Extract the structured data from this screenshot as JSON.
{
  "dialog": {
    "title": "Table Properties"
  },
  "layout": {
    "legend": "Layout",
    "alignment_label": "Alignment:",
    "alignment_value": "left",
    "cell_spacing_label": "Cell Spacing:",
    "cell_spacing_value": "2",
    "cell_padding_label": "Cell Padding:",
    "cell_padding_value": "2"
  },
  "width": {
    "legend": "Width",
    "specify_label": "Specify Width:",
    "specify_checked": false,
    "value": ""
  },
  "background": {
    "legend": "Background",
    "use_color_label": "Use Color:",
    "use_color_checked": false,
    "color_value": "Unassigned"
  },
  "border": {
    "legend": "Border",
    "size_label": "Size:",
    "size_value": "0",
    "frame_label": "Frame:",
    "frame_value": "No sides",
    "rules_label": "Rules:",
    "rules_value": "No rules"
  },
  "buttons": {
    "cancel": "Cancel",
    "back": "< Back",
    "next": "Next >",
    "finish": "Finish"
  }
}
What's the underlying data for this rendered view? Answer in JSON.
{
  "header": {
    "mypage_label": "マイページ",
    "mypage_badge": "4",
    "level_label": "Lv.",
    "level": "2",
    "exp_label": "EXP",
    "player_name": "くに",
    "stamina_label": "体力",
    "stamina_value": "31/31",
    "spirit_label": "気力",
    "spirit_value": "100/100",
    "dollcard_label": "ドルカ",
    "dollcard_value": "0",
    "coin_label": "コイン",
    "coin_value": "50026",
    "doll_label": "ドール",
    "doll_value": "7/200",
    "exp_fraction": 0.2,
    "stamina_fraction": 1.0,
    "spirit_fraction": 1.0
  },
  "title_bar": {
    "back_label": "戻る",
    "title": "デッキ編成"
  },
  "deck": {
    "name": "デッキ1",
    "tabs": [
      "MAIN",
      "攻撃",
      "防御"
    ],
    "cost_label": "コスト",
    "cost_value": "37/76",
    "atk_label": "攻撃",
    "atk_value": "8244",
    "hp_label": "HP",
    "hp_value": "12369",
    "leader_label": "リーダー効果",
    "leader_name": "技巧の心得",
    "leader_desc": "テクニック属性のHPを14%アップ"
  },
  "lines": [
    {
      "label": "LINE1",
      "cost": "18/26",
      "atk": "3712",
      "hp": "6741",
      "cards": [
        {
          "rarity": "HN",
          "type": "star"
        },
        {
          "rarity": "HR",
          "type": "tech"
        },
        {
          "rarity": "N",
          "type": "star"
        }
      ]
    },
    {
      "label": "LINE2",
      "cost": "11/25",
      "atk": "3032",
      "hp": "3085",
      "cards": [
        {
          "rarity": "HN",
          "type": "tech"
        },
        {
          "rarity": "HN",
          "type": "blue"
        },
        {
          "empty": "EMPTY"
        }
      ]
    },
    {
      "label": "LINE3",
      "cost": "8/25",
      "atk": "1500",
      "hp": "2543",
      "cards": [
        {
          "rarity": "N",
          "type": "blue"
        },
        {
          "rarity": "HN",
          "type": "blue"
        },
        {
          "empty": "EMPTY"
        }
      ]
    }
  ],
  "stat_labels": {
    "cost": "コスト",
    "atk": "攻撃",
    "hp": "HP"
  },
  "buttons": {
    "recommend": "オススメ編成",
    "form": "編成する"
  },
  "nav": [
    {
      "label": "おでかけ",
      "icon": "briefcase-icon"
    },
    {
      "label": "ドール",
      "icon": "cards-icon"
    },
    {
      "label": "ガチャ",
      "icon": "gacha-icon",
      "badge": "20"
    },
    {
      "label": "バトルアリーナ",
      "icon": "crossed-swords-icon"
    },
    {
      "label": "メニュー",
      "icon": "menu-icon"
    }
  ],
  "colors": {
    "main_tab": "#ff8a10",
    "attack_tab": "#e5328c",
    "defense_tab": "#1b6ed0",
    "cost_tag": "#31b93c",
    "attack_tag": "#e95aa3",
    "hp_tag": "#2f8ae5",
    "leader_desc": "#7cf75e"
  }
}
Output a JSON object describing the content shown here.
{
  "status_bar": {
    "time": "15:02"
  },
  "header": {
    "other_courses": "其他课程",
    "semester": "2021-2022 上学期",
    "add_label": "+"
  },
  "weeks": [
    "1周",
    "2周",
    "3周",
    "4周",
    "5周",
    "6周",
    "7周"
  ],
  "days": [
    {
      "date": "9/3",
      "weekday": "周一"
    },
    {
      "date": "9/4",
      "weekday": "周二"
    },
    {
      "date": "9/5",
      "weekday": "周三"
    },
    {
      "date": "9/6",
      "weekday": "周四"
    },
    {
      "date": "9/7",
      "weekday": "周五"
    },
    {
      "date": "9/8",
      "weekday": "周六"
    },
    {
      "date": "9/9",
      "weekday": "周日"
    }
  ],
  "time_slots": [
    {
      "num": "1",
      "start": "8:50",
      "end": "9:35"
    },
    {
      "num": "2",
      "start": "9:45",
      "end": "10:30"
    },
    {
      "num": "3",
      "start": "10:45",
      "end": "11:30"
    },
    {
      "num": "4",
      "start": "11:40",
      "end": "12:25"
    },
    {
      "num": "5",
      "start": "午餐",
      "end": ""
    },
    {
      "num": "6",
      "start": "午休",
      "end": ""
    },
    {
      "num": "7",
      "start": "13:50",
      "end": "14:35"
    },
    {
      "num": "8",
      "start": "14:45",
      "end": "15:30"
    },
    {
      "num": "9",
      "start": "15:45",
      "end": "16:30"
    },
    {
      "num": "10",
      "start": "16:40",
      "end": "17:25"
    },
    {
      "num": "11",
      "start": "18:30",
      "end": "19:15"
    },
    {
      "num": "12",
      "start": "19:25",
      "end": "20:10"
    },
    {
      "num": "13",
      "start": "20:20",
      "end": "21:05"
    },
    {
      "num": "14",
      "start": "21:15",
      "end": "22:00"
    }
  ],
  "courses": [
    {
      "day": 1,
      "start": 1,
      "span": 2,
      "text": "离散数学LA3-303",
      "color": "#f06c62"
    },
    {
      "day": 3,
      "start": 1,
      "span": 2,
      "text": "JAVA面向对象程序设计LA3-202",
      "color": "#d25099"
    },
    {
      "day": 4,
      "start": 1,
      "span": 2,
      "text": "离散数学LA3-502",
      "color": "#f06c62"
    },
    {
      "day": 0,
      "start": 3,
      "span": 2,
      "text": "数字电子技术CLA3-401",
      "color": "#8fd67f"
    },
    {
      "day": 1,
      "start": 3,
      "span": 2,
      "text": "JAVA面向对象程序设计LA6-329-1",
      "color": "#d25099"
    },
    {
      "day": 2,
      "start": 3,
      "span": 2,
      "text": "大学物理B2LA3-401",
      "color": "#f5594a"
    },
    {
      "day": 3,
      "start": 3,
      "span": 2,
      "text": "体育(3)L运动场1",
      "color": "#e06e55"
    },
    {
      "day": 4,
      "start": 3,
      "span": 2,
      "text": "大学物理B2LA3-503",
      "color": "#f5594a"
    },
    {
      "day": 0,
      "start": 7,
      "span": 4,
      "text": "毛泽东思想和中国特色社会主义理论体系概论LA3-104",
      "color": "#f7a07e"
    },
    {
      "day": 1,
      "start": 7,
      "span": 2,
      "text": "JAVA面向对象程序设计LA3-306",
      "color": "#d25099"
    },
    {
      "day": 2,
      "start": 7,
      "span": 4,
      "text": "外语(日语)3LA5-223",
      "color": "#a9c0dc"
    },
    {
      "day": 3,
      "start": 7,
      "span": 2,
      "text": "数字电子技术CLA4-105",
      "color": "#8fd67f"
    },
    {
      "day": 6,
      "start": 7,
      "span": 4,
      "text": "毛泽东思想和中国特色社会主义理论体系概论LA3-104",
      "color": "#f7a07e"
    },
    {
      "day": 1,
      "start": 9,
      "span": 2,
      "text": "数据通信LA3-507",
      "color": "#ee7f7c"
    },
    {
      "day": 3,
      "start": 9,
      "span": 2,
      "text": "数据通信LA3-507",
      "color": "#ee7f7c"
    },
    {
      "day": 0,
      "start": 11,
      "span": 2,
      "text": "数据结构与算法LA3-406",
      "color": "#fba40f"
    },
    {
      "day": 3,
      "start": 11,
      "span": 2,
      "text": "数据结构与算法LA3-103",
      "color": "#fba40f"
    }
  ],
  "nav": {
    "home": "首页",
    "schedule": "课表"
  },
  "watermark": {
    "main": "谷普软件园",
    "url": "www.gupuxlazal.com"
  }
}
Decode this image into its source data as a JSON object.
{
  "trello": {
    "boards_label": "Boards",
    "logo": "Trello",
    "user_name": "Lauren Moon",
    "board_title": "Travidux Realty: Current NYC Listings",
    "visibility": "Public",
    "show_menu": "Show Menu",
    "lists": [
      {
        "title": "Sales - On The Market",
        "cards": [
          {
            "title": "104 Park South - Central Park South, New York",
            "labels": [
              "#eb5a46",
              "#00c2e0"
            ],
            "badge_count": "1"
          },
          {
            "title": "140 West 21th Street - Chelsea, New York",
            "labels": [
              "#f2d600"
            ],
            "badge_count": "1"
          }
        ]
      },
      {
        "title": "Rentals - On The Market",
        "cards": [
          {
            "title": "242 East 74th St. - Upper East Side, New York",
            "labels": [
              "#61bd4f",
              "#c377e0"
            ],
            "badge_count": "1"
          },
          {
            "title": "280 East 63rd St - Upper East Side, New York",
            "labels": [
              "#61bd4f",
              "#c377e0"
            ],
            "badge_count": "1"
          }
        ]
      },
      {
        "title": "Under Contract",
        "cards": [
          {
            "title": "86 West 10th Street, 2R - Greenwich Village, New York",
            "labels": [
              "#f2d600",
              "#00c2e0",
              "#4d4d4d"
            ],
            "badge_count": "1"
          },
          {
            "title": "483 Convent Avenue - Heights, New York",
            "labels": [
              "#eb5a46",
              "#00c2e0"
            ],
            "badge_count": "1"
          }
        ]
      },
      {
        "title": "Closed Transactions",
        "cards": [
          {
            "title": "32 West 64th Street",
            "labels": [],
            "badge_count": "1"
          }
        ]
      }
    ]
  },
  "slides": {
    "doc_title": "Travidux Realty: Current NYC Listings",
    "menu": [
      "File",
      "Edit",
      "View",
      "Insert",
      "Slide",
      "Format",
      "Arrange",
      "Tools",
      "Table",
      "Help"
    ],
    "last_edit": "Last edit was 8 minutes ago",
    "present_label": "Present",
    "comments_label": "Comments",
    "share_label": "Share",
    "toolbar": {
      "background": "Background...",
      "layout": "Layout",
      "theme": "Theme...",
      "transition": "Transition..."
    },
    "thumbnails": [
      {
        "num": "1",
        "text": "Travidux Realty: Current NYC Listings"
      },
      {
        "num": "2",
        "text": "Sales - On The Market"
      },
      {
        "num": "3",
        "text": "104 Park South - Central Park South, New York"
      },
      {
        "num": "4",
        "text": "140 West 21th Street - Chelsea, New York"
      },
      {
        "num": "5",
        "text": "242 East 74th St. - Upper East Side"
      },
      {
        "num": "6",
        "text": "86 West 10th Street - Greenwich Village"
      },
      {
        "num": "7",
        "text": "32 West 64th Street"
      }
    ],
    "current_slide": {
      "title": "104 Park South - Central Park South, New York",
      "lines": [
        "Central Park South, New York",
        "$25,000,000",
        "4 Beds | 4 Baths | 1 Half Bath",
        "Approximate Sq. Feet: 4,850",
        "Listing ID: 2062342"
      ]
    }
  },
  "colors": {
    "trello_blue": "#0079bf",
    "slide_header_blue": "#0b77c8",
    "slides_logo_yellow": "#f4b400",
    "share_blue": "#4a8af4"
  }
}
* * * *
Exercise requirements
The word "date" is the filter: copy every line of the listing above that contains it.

Answer section
      "date": "9/3",
      "date": "9/4",
      "date": "9/5",
      "date": "9/6",
      "date": "9/7",
      "date": "9/8",
      "date": "9/9",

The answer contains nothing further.